Sunday, January 29, 2012

Good writing advice

Writing should be a process of surprising oneself. If I had a plan, down to the last detail, of what my story will be, what would be the point of writing it? I mean, what is in it for me if I know precisely what is going to happen and what my characters are going to think and say and do? It would simply be a matter of typing.

-- Richard Gwyn, in his "Ricardo Blanco" blog

That's how I know I'm writing well: when something happens in my book that I don't expect, as I'm writing it. As in my first novel Make Nice, in which a major character came busting through a door without warning in the 4th chapter, someone whom I had not planned on or dreamed of, and who insisted on insinuating herself deeply not only in the life of the protagonist but in the themes of the book itself.

Speaking of Make Nice, which is set in 1960 and is about the Rat Pack, the local PBS station showed Ocean's 11 last night. As I was watching it I thought of a series of annotations you could make. Like the conversation between Sinatra, Martin and Davis where they joke about going into politics -- a reflection of Sinatra's strong interest in the candidacy of JFK and his poorly hidden hope that JFK would appoint him to an ambassadorship or government post. Or the running joke about the mother of Peter Lawford's character, which is also an inside joke about Peter Lawford's own domineering mother.
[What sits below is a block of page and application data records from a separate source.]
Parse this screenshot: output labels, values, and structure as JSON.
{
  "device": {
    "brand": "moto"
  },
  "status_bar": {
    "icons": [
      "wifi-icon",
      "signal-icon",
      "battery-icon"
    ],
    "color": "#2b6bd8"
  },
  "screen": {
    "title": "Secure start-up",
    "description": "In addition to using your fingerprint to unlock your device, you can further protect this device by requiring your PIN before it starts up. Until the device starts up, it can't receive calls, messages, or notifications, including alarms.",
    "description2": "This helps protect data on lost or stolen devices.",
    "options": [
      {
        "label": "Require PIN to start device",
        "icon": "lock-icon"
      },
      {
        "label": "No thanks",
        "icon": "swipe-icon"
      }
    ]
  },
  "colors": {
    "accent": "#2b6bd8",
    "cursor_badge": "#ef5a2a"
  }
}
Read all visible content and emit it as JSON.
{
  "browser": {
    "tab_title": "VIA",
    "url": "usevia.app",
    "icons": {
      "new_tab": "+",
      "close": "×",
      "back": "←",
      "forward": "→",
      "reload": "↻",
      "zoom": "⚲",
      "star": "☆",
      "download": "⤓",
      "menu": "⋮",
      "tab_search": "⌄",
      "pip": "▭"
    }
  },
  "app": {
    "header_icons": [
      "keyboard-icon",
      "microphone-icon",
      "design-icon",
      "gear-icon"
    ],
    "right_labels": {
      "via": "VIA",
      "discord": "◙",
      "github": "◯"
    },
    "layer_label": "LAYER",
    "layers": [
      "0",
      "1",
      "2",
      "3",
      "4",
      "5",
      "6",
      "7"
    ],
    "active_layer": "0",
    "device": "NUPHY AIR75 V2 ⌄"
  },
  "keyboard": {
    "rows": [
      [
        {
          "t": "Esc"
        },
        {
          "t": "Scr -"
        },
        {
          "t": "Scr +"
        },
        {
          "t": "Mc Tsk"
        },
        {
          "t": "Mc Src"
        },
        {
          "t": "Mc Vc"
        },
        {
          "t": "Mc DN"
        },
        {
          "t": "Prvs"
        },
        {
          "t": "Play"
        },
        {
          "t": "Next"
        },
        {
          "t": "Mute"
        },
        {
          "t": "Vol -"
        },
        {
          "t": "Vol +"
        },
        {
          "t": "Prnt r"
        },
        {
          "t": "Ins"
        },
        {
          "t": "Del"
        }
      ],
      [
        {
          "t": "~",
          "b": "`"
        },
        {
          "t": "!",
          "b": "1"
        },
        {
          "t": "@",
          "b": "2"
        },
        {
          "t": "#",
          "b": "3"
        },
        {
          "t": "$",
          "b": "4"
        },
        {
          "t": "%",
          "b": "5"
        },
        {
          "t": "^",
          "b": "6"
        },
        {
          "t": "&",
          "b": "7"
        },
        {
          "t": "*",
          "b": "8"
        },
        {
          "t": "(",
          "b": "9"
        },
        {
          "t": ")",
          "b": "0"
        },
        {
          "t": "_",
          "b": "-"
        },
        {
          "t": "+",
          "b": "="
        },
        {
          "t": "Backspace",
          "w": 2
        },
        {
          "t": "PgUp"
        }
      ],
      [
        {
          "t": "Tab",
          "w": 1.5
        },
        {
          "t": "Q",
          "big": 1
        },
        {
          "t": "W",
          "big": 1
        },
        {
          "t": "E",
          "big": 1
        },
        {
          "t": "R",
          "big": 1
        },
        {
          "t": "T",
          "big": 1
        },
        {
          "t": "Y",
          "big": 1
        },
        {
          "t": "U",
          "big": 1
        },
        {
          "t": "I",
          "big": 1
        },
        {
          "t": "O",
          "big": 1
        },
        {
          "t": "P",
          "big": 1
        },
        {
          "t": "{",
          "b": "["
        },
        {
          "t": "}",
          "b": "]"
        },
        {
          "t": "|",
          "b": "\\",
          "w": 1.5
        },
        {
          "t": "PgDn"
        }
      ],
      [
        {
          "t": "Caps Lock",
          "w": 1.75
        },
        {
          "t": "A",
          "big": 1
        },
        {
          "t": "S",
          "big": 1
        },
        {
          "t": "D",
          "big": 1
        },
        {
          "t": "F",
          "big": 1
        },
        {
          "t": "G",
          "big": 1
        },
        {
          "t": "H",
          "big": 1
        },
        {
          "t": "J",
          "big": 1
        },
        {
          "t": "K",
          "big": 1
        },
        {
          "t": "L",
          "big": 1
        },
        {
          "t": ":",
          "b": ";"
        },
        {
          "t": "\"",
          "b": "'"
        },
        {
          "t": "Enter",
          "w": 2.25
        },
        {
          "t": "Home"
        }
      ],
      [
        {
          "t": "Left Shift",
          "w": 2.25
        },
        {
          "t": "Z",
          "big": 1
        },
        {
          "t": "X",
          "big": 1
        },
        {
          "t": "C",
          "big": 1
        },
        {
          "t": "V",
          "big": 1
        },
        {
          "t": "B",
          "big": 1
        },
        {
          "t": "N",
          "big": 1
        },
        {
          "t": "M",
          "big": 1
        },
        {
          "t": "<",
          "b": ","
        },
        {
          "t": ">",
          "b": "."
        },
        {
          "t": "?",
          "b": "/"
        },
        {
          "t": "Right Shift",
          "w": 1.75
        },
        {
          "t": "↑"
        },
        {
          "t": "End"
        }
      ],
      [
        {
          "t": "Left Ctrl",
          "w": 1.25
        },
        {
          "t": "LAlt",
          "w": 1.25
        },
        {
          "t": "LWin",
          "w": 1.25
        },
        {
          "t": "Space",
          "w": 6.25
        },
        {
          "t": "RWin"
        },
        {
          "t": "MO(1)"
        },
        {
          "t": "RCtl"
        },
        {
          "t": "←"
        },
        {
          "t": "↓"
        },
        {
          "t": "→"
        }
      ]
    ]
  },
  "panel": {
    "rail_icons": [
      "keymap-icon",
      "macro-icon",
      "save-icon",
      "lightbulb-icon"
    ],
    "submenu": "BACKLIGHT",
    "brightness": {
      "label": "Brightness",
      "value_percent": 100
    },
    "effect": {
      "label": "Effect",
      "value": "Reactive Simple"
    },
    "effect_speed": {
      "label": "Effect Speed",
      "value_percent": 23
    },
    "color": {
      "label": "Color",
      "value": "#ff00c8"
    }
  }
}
And so on -- there is inside joke after inside joke, and probably nobody knows them all anymore.

Apropos, here's a cool page on the interiors seen in the film, including the Vegas casino-resorts which have now all been torn down and replaced by more modern ones, along with an explanation that:

Ocean's 11 preserves some important aspects of the place, like the multiple showrooms in each of the hotels. (Frank) Sinatra, Jr. was most impassioned [on the DVD commentary] when discussing how the casinos used to operate, "when they were owned by individuals, not corporations." He explained that these intimate music lounges existed to "feed live music into the casino," and give gamblers a place to eat and revive themselves for some more gambling. ...

The new corporate owners that took over in the late 1960s figured -- according to Sinatra, Jr. -- "that people should only have to walk as far as the elevator to spend their money," which is when the concept of separate buildings was jettisoned in favor of a a gargantuan hotel that could allow you to never set foot outside of it. ... Sinatra, Jr. was also very detailed about the death of quality entertainment in Vegas, explaining that the number of private lounges were reduced by new corporate owners who felt they were wasting their money with duplications of musicians throughout a casino. The disappearance of the small music lounges that were free-of-charge to gamblers did not seem to affect the flow of people coming through the doors, so the rest of the lounges were torn out, replaced by grand concert halls with high-dollar tickets that could lure in even the non-gamblers.

No comments: